After that, McNair started Cinema Eight with two partners in 1974, which was a private pay TV station in St. Louis, but later sold it to Times-Mirror Corp of Los Angeles.
Upon returning to Jackson in 1976, he built a Cindy’s restaurant, which opened on Lakeland in ‘79 right before the Easter flood.
“Three months after I built it, we had the 500 year flood, which stopped all of the development out there on Lakeland Drive,” McNair said.
McNair also opened Lakeland Mini Storage LLC; St. Davids LLC, which is a small residential subdivision; Treetops Development on Lakeland, which was an 89 acre development, and put in a 3,000 foot boulevard connecting two state highways now state highway, three motels, numerous restaurants, car wash, 24 hour vet clinic, blood bank and other businesses; and Flowood Business Park LLC.
He developed and taught a night school class “Starting and Operating Your Own Business” at Millsaps College from 1986 to 1995.
These experiences allowed him to combine his teaching and business skills into yet another ministry opportunity.
For two full days every other month, McNair would travel to Angola Louisiana State Penitentiary to teach an eight-hour course for three and a half years.
He discovered this opportunity when he heard an interview with Burl Cain, who was the warden at Angola at the time, on American Family Radio.
“I called him and told him I worked with these two colleges, and asked if he would come talk with them,” McNair said.
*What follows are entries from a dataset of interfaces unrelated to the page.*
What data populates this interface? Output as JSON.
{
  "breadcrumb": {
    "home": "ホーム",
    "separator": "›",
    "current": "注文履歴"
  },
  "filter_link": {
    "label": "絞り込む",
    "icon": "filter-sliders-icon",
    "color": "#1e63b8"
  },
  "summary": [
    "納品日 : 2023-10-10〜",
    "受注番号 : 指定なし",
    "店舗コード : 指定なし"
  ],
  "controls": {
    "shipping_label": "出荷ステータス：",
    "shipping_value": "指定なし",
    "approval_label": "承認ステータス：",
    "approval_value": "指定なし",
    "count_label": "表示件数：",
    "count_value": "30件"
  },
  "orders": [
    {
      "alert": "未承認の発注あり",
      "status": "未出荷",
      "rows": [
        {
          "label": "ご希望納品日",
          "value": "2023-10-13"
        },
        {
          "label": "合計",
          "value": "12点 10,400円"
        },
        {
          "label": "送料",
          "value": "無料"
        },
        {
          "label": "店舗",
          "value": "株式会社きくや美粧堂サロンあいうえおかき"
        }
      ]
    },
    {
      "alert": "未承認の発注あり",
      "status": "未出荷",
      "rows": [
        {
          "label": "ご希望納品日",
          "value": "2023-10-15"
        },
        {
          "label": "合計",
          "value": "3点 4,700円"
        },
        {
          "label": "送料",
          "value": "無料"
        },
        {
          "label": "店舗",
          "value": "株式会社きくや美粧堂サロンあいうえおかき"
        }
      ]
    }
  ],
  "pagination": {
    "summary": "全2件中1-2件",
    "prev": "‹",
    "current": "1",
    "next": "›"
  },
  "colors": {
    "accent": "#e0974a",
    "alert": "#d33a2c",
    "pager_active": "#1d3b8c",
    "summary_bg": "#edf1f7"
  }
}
So, Cain came to speak at Millsaps and Belhaven and invited McNair down to Angola.
“It was amazing seeing what was going on down there,” he said.
Cain had set up courses in welding, auto tech, auto collision, electrical and plumbing so that upon leaving prison, a person could have a job in order to prevent recidivism, McNair said.
Wanting to be a part of this work, McNair started his own course in understanding business as both an employee and as a business owner.
“I was preparing them for the future, but also for the present,” McNair said.
Even after he stopped teaching a course there, McNair recognized a gap in education being provided at the prison.
“I was thinking about someone who was in prison for 15 years, when they get out, they’re 15 years behind on finances,” McNair said.
So, he put in motion connecting Crown Financial Ministries with Angola, which led to the implementation of money management courses at the prison.
Now, McNair’s work continues as he is in the process of launching the Mississippi Prison Chapel Foundation, a non-profit for raising money for interfaith chapels for inmates, with the first to be located at Parchman.